Buy vs build - what to do?
It is a recurring question for any company scaling or expanding; to solve a problem should I buy some software or build it in house? It is a tough question that requires deliberation. Now we will run through the key factors you should consider, peppered with advice from experience of working in a range of companies.
Be real about your requirements:
Ask yourself what the biggest pain points are and just tackle those - building in house can result in project scope creep. Your problem might not be as unique as you thought it was.
Consider what really matters to your business - it can be one, many or all of;
- operational efficiencies,
- unblocking the path to scale your business or expand your product rate,
- meeting regulatory requirements,
- solving a resourcing/specialism shortfall,
- speeding up time to live.
Stakeholders in the business will likely have different drivers, depending on their role. The CFO will want to drive efficiencies, whereas the CPO and CCO will want to speed up time to live.
No matter what is driving your decision making, here are the key aspects to consider when making the call to buy in out-the-box software rather than building something in-house:
Spend money to make money
Benefit cost analysis is key to make the decision that’s right for your business.
On one side, look at how the one off integration cost and SAAS platform fee add up. That being said, fees can creep up over time - watch out for getting locked into a costly contract and incurring ever increasing fees. How is that going to increase over time as your volumes or processing requirements grow? On the other hand, what is the cost of designing, aligning any cross team dependencies, building, and critically maintaining the service?
Time to live for is critical to get to market and validate your product quickly. A SAAS fee is realistically going to be less than the cost of designing, planning, implementing and maintaining a solution in house, particularly when you consider the business upside and revenue that can be generated as a result.
To make a good cost benefit analysis decision, take the whole cost of your contract or take a 2-3 year picture of all the provider costs and compare that versus the in-house cost in order.
Look out for future you
Bear in mind your company mission and roadmap. Will this provider be able to support your expansion plans and grow with you? Expanding into new territories or launching new product lines will incur additional operational and financial complexity - consider how a provider will be able to cater for that growth, versus the alternative of hiring for more people to solve that yourself.

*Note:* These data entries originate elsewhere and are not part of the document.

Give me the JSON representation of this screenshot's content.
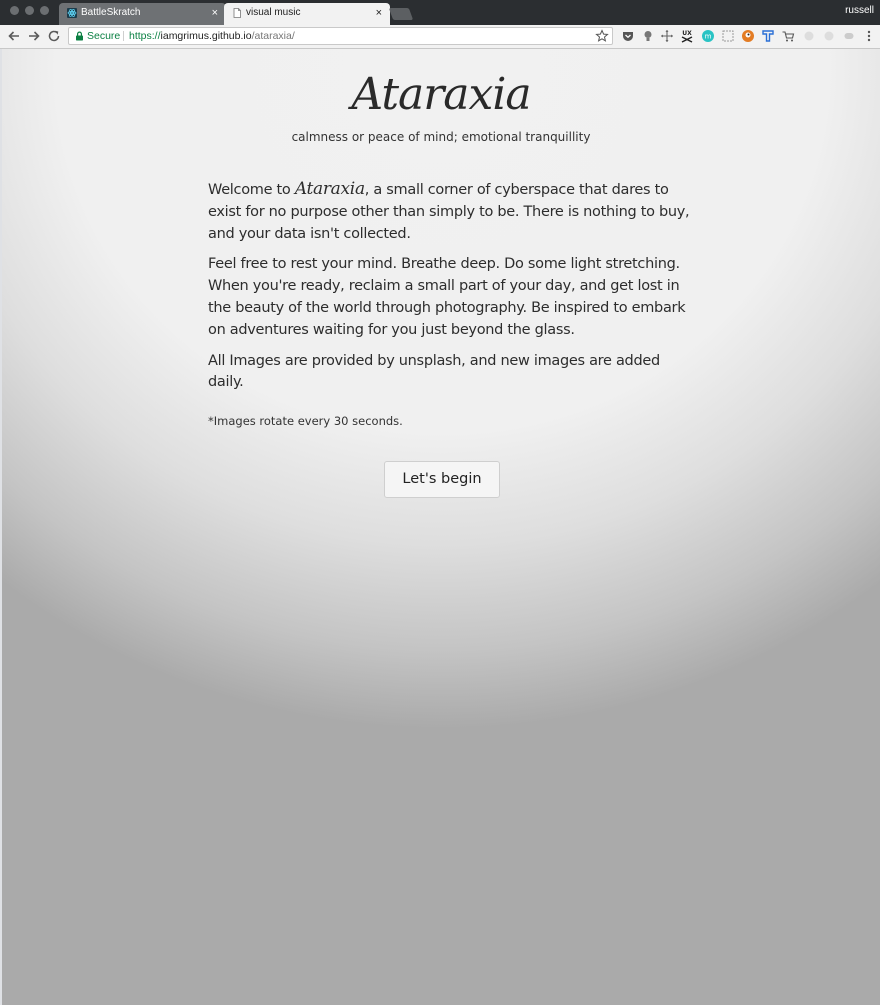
{
  "browser": {
    "profile_name": "russell",
    "tabs": [
      {
        "title": "BattleSkratch",
        "active": false,
        "icon": "react-favicon-icon"
      },
      {
        "title": "visual music",
        "active": true,
        "icon": "page-icon"
      }
    ],
    "tab_close_glyph": "×",
    "omnibox": {
      "secure_label": "Secure",
      "url_scheme": "https://",
      "url_host": "iamgrimus.github.io",
      "url_path": "/ataraxia/"
    },
    "extension_icons": [
      "pocket-icon",
      "lightbulb-icon",
      "move-icon",
      "ux-icon",
      "m-icon",
      "screenshot-icon",
      "duckduckgo-icon",
      "tampermonkey-icon",
      "cart-icon",
      "ext-disabled-icon",
      "ext-disabled-icon",
      "ext-disabled-icon",
      "menu-icon"
    ],
    "accent_secure": "#0b8043"
  },
  "page": {
    "title": "Ataraxia",
    "subtitle": "calmness or peace of mind; emotional tranquillity",
    "para1_before": "Welcome to ",
    "para1_brand": "Ataraxia",
    "para1_after": ", a small corner of cyberspace that dares to exist for no purpose other than simply to be. There is nothing to buy, and your data isn't collected.",
    "para2": "Feel free to rest your mind. Breathe deep. Do some light stretching. When you're ready, reclaim a small part of your day, and get lost in the beauty of the world through photography. Be inspired to embark on adventures waiting for you just beyond the glass.",
    "para3": "All Images are provided by unsplash, and new images are added daily.",
    "note": "*Images rotate every 30 seconds.",
    "begin_button": "Let's begin"
  }
}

Building integrations in-house can mean you get tied into one payments provider or bank. This is because transaction data and integrations are never implemented in exactly the same way between providers, making the effort of building an alternate integration daunting.

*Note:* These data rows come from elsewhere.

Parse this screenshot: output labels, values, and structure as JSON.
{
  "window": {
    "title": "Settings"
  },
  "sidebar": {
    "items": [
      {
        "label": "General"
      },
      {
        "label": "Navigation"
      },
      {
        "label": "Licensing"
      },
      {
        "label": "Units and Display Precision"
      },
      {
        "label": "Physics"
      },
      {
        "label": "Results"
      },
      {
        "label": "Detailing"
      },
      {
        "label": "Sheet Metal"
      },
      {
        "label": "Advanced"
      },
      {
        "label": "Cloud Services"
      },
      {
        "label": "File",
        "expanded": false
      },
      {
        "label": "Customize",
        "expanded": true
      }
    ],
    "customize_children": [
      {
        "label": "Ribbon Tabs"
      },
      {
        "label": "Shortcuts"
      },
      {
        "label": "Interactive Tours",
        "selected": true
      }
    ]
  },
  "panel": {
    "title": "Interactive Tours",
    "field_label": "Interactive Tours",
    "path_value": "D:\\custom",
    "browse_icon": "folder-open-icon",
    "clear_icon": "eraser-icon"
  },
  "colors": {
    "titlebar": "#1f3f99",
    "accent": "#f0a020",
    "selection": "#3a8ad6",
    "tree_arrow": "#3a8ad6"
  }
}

Paralysis when trying to grow your business is a real risk, as we see regularly when companies want to expand into new territories, get a regulatory license or near a new funding round. If your finances aren’t in a shape that will support you, you’ll be in trouble.
The curse of orphan services

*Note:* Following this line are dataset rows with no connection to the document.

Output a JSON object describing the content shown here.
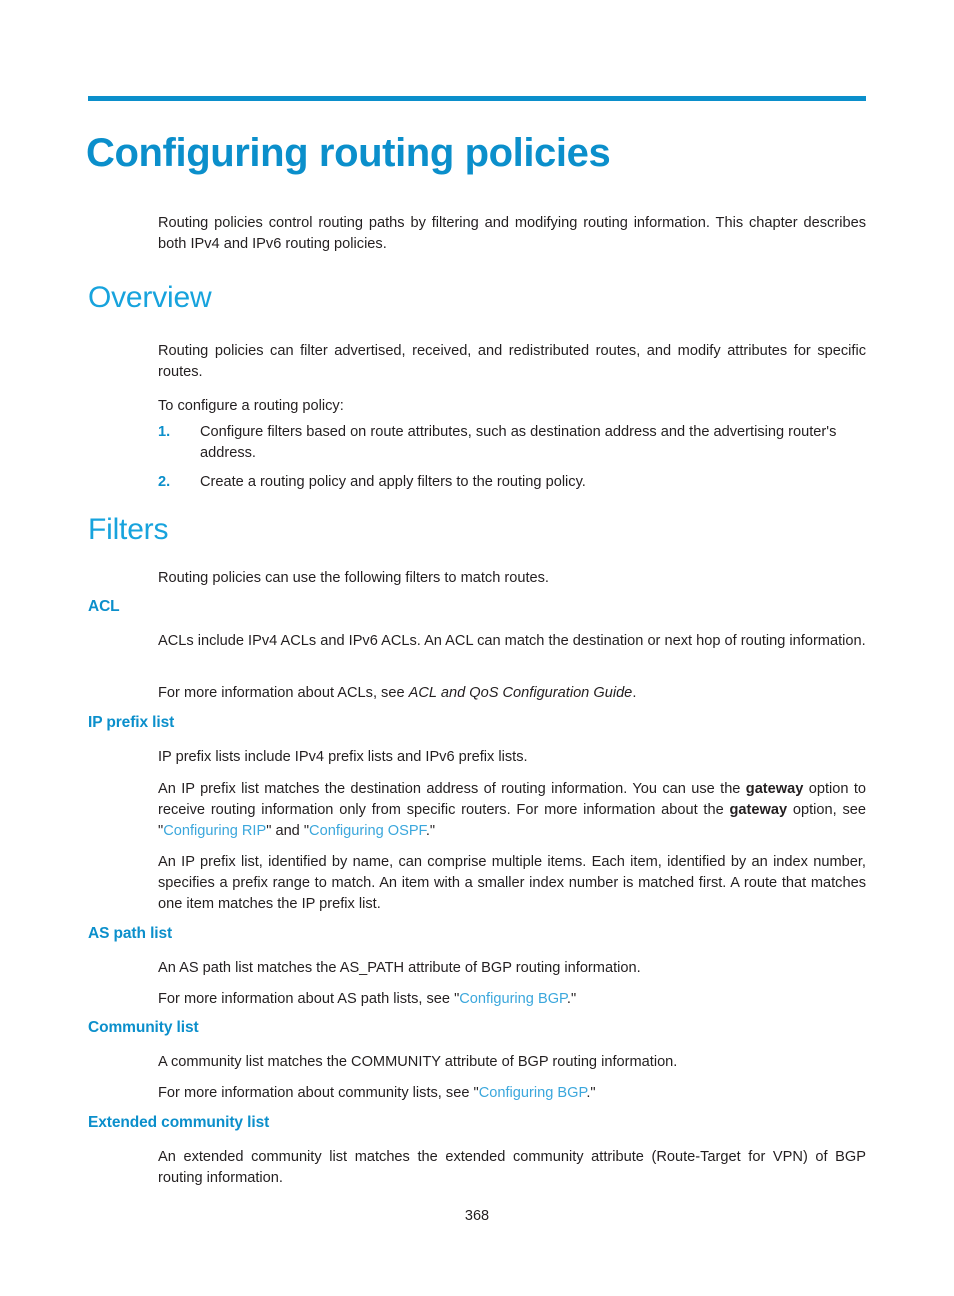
{
  "document": {
    "chapter_title": "Configuring routing policies",
    "page_number": "368"
  },
  "colors": {
    "title_blue": "#0b8fcb",
    "heading_blue": "#17a3dd",
    "subheading_blue": "#0b8fcb",
    "link_blue": "#3ba7dc",
    "body_text": "#231f20",
    "rule": "#0b8fcb"
  },
  "intro": {
    "text": "Routing policies control routing paths by filtering and modifying routing information. This chapter describes both IPv4 and IPv6 routing policies."
  },
  "sections": {
    "overview": {
      "heading": "Overview",
      "paragraph_1": "Routing policies can filter advertised, received, and redistributed routes, and modify attributes for specific routes.",
      "paragraph_2": "To configure a routing policy:",
      "steps": [
        {
          "number": "1.",
          "text": "Configure filters based on route attributes, such as destination address and the advertising router's address."
        },
        {
          "number": "2.",
          "text": "Create a routing policy and apply filters to the routing policy."
        }
      ]
    },
    "filters": {
      "heading": "Filters",
      "paragraph_1": "Routing policies can use the following filters to match routes.",
      "acl": {
        "heading": "ACL",
        "paragraph_1": "ACLs include IPv4 ACLs and IPv6 ACLs. An ACL can match the destination or next hop of routing information.",
        "paragraph_2_prefix": "For more information about ACLs, see ",
        "paragraph_2_italic": "ACL and QoS Configuration Guide",
        "paragraph_2_suffix": "."
      },
      "ip_prefix_list": {
        "heading": "IP prefix list",
        "paragraph_1": "IP prefix lists include IPv4 prefix lists and IPv6 prefix lists.",
        "paragraph_2_part1": "An IP prefix list matches the destination address of routing information. You can use the ",
        "paragraph_2_bold1": "gateway",
        "paragraph_2_part2": " option to receive routing information only from specific routers. For more information about the ",
        "paragraph_2_bold2": "gateway",
        "paragraph_2_part3": " option, see \"",
        "paragraph_2_link1": "Configuring RIP",
        "paragraph_2_part4": "\" and \"",
        "paragraph_2_link2": "Configuring OSPF",
        "paragraph_2_part5": ".\"",
        "paragraph_3": "An IP prefix list, identified by name, can comprise multiple items. Each item, identified by an index number, specifies a prefix range to match. An item with a smaller index number is matched first. A route that matches one item matches the IP prefix list."
      },
      "as_path_list": {
        "heading": "AS path list",
        "paragraph_1": "An AS path list matches the AS_PATH attribute of BGP routing information.",
        "paragraph_2_prefix": "For more information about AS path lists, see \"",
        "paragraph_2_link": "Configuring BGP",
        "paragraph_2_suffix": ".\""
      },
      "community_list": {
        "heading": "Community list",
        "paragraph_1": "A community list matches the COMMUNITY attribute of BGP routing information.",
        "paragraph_2_prefix": "For more information about community lists, see \"",
        "paragraph_2_link": "Configuring BGP",
        "paragraph_2_suffix": ".\""
      },
      "extended_community_list": {
        "heading": "Extended community list",
        "paragraph_1": "An extended community list matches the extended community attribute (Route-Target for VPN) of BGP routing information."
      }
    }
  }
}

Building something quick and dirty in house is often the most effective option at the time. You can cater to all your needs and have as much custom logic as you like. Fast forward a few months and you’re stuck with a service that’s super costly to maintain and causing you incidents, as you can’t afford to dedicate resource just to looking after that service.
Conversely, to ensure your own reliability is not compromised by any suppliers, always make sure they meet your SLAs, plus any specific security or data processing requirements.
Look beyond the initial build and consider who will maintain it, and what that cost will really be.
Some things you just don’t need to know
Have you got the in house capability and capacity to solve this problem, or would your team be better off focussing on your core product offering?
There is no globally implemented standard for payments processing. However there is not shortage of different payments methods and providers. Translating data between them is frankly a nightmare. You can sink a team into analysing, building and maintaining data mapping logic and processing, if you have resource to spare. However that is not a reality unless something is going wrong with your roadmap and strategy.
Find a supplier that’s an expert in the problem you’re trying to solve, and then you can focus on what really matters.
Ultimately it comes down to keeping focussed on what you’re trying to solve.
If you’re still stuck, create a matrix with the key decision factors, map out your needs with strict prioritisation vs the options you’re considering, to get a clear view of what really matters:
- Time to live - what resources do you have available?
- Cost of implementation - do you have enough expertise in house? How long is this going to take to go live?
- Cost of maintenance - will you need a team dedicated towards this?
- Requirements - product/technical/security
🗣️ Talk to us about how we can handle your reconciliation and payments pains for you.